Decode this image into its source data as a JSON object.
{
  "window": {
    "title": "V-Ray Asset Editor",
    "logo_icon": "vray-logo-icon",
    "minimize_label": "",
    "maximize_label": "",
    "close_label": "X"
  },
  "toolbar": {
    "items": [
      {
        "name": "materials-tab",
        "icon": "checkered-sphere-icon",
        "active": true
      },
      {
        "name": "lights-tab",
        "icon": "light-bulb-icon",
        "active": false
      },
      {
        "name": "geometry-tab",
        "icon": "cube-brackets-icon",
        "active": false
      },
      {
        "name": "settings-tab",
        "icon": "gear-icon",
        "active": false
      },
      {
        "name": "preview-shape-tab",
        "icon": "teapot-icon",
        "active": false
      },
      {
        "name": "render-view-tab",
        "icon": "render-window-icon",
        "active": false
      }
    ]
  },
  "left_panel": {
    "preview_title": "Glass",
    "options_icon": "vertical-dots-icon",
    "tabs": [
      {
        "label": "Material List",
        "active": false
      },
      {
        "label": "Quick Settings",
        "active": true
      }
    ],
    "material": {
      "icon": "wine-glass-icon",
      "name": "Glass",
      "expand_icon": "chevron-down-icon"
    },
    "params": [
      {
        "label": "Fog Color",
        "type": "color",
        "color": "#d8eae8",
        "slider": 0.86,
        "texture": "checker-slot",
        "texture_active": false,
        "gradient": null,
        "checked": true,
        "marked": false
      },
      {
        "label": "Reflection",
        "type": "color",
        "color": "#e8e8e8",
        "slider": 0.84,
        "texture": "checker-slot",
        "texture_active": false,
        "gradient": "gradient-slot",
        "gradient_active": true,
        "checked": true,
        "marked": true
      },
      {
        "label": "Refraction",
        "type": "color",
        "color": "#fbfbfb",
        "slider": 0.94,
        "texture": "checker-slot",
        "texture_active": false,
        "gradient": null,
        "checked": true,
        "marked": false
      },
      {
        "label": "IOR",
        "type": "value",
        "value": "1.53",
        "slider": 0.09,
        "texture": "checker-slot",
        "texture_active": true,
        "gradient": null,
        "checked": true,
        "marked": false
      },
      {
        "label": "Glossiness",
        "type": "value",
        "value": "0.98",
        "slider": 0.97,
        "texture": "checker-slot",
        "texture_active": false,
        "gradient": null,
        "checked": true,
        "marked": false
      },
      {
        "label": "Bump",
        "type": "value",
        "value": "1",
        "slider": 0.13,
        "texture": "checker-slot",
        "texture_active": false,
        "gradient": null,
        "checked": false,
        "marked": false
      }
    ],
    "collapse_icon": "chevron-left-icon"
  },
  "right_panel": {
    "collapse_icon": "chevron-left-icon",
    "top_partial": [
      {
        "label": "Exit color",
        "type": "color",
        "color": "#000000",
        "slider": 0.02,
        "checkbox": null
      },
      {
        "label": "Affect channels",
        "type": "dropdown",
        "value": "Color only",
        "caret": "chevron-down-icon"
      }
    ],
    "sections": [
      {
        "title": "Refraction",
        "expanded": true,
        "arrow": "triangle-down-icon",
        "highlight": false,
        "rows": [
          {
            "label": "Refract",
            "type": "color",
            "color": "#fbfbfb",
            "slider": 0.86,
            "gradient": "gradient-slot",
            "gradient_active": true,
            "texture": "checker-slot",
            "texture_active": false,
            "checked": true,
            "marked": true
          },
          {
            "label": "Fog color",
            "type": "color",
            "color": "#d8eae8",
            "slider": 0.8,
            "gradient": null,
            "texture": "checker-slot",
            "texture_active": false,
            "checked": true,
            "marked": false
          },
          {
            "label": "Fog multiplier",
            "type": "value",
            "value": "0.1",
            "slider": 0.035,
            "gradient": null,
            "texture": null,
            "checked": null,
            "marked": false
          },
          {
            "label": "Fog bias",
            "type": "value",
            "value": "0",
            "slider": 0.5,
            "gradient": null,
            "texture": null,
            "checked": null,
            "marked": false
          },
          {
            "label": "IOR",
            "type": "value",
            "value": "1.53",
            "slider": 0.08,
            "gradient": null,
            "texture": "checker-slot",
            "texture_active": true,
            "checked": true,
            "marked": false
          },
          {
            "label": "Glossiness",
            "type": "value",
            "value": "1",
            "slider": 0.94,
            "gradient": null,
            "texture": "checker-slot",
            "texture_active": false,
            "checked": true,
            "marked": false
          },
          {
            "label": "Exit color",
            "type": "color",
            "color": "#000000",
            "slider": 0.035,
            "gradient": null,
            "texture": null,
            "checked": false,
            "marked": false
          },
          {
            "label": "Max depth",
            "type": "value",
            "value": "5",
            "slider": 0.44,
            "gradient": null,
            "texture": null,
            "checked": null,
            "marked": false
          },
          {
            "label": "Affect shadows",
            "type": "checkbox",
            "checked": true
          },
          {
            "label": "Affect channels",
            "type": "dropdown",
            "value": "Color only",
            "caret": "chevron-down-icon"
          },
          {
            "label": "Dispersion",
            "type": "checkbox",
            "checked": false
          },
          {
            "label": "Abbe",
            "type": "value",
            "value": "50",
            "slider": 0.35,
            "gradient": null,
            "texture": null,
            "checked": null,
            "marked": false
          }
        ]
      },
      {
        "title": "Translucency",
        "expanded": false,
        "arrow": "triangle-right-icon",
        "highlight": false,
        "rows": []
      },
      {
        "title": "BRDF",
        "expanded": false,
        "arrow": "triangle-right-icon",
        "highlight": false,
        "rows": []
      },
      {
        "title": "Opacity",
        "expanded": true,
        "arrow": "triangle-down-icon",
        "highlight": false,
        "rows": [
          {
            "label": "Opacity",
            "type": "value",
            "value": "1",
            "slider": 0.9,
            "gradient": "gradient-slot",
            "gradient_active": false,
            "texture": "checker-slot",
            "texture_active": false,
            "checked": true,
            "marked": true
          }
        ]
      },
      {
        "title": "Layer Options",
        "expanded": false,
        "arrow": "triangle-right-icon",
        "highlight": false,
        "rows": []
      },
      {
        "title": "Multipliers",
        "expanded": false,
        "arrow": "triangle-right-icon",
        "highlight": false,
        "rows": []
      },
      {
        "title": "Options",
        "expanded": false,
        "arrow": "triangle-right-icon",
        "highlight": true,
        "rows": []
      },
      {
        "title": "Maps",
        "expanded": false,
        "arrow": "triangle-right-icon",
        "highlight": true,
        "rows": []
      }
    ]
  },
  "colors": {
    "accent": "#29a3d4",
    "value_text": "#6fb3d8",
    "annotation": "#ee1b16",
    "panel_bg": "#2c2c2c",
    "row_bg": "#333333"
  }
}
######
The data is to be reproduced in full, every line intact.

Expected answer:
Decode this image into its source data as a JSON object.
{
  "window": {
    "title": "V-Ray Asset Editor",
    "logo_icon": "vray-logo-icon",
    "minimize_label": "",
    "maximize_label": "",
    "close_label": "X"
  },
  "toolbar": {
    "items": [
      {
        "name": "materials-tab",
        "icon": "checkered-sphere-icon",
        "active": true
      },
      {
        "name": "lights-tab",
        "icon": "light-bulb-icon",
        "active": false
      },
      {
        "name": "geometry-tab",
        "icon": "cube-brackets-icon",
        "active": false
      },
      {
        "name": "settings-tab",
        "icon": "gear-icon",
        "active": false
      },
      {
        "name": "preview-shape-tab",
        "icon": "teapot-icon",
        "active": false
      },
      {
        "name": "render-view-tab",
        "icon": "render-window-icon",
        "active": false
      }
    ]
  },
  "left_panel": {
    "preview_title": "Glass",
    "options_icon": "vertical-dots-icon",
    "tabs": [
      {
        "label": "Material List",
        "active": false
      },
      {
        "label": "Quick Settings",
        "active": true
      }
    ],
    "material": {
      "icon": "wine-glass-icon",
      "name": "Glass",
      "expand_icon": "chevron-down-icon"
    },
    "params": [
      {
        "label": "Fog Color",
        "type": "color",
        "color": "#d8eae8",
        "slider": 0.86,
        "texture": "checker-slot",
        "texture_active": false,
        "gradient": null,
        "checked": true,
        "marked": false
      },
      {
        "label": "Reflection",
        "type": "color",
        "color": "#e8e8e8",
        "slider": 0.84,
        "texture": "checker-slot",
        "texture_active": false,
        "gradient": "gradient-slot",
        "gradient_active": true,
        "checked": true,
        "marked": true
      },
      {
        "label": "Refraction",
        "type": "color",
        "color": "#fbfbfb",
        "slider": 0.94,
        "texture": "checker-slot",
        "texture_active": false,
        "gradient": null,
        "checked": true,
        "marked": false
      },
      {
        "label": "IOR",
        "type": "value",
        "value": "1.53",
        "slider": 0.09,
        "texture": "checker-slot",
        "texture_active": true,
        "gradient": null,
        "checked": true,
        "marked": false
      },
      {
        "label": "Glossiness",
        "type": "value",
        "value": "0.98",
        "slider": 0.97,
        "texture": "checker-slot",
        "texture_active": false,
        "gradient": null,
        "checked": true,
        "marked": false
      },
      {
        "label": "Bump",
        "type": "value",
        "value": "1",
        "slider": 0.13,
        "texture": "checker-slot",
        "texture_active": false,
        "gradient": null,
        "checked": false,
        "marked": false
      }
    ],
    "collapse_icon": "chevron-left-icon"
  },
  "right_panel": {
    "collapse_icon": "chevron-left-icon",
    "top_partial": [
      {
        "label": "Exit color",
        "type": "color",
        "color": "#000000",
        "slider": 0.02,
        "checkbox": null
      },
      {
        "label": "Affect channels",
        "type": "dropdown",
        "value": "Color only",
        "caret": "chevron-down-icon"
      }
    ],
    "sections": [
      {
        "title": "Refraction",
        "expanded": true,
        "arrow": "triangle-down-icon",
        "highlight": false,
        "rows": [
          {
            "label": "Refract",
            "type": "color",
            "color": "#fbfbfb",
            "slider": 0.86,
            "gradient": "gradient-slot",
            "gradient_active": true,
            "texture": "checker-slot",
            "texture_active": false,
            "checked": true,
            "marked": true
          },
          {
            "label": "Fog color",
            "type": "color",
            "color": "#d8eae8",
            "slider": 0.8,
            "gradient": null,
            "texture": "checker-slot",
            "texture_active": false,
            "checked": true,
            "marked": false
          },
          {
            "label": "Fog multiplier",
            "type": "value",
            "value": "0.1",
            "slider": 0.035,
            "gradient": null,
            "texture": null,
            "checked": null,
            "marked": false
          },
          {
            "label": "Fog bias",
            "type": "value",
            "value": "0",
            "slider": 0.5,
            "gradient": null,
            "texture": null,
            "checked": null,
            "marked": false
          },
          {
            "label": "IOR",
            "type": "value",
            "value": "1.53",
            "slider": 0.08,
            "gradient": null,
            "texture": "checker-slot",
            "texture_active": true,
            "checked": true,
            "marked": false
          },
          {
            "label": "Glossiness",
            "type": "value",
            "value": "1",
            "slider": 0.94,
            "gradient": null,
            "texture": "checker-slot",
            "texture_active": false,
            "checked": true,
            "marked": false
          },
          {
            "label": "Exit color",
            "type": "color",
            "color": "#000000",
            "slider": 0.035,
            "gradient": null,
            "texture": null,
            "checked": false,
            "marked": false
          },
          {
            "label": "Max depth",
            "type": "value",
            "value": "5",
            "slider": 0.44,
            "gradient": null,
            "texture": null,
            "checked": null,
            "marked": false
          },
          {
            "label": "Affect shadows",
            "type": "checkbox",
            "checked": true
          },
          {
            "label": "Affect channels",
            "type": "dropdown",
            "value": "Color only",
            "caret": "chevron-down-icon"
          },
          {
            "label": "Dispersion",
            "type": "checkbox",
            "checked": false
          },
          {
            "label": "Abbe",
            "type": "value",
            "value": "50",
            "slider": 0.35,
            "gradient": null,
            "texture": null,
            "checked": null,
            "marked": false
          }
        ]
      },
      {
        "title": "Translucency",
        "expanded": false,
        "arrow": "triangle-right-icon",
        "highlight": false,
        "rows": []
      },
      {
        "title": "BRDF",
        "expanded": false,
        "arrow": "triangle-right-icon",
        "highlight": false,
        "rows": []
      },
      {
        "title": "Opacity",
        "expanded": true,
        "arrow": "triangle-down-icon",
        "highlight": false,
        "rows": [
          {
            "label": "Opacity",
            "type": "value",
            "value": "1",
            "slider": 0.9,
            "gradient": "gradient-slot",
            "gradient_active": false,
            "texture": "checker-slot",
            "texture_active": false,
            "checked": true,
            "marked": true
          }
        ]
      },
      {
        "title": "Layer Options",
        "expanded": false,
        "arrow": "triangle-right-icon",
        "highlight": false,
        "rows": []
      },
      {
        "title": "Multipliers",
        "expanded": false,
        "arrow": "triangle-right-icon",
        "highlight": false,
        "rows": []
      },
      {
        "title": "Options",
        "expanded": false,
        "arrow": "triangle-right-icon",
        "highlight": true,
        "rows": []
      },
      {
        "title": "Maps",
        "expanded": false,
        "arrow": "triangle-right-icon",
        "highlight": true,
        "rows": []
      }
    ]
  },
  "colors": {
    "accent": "#29a3d4",
    "value_text": "#6fb3d8",
    "annotation": "#ee1b16",
    "panel_bg": "#2c2c2c",
    "row_bg": "#333333"
  }
}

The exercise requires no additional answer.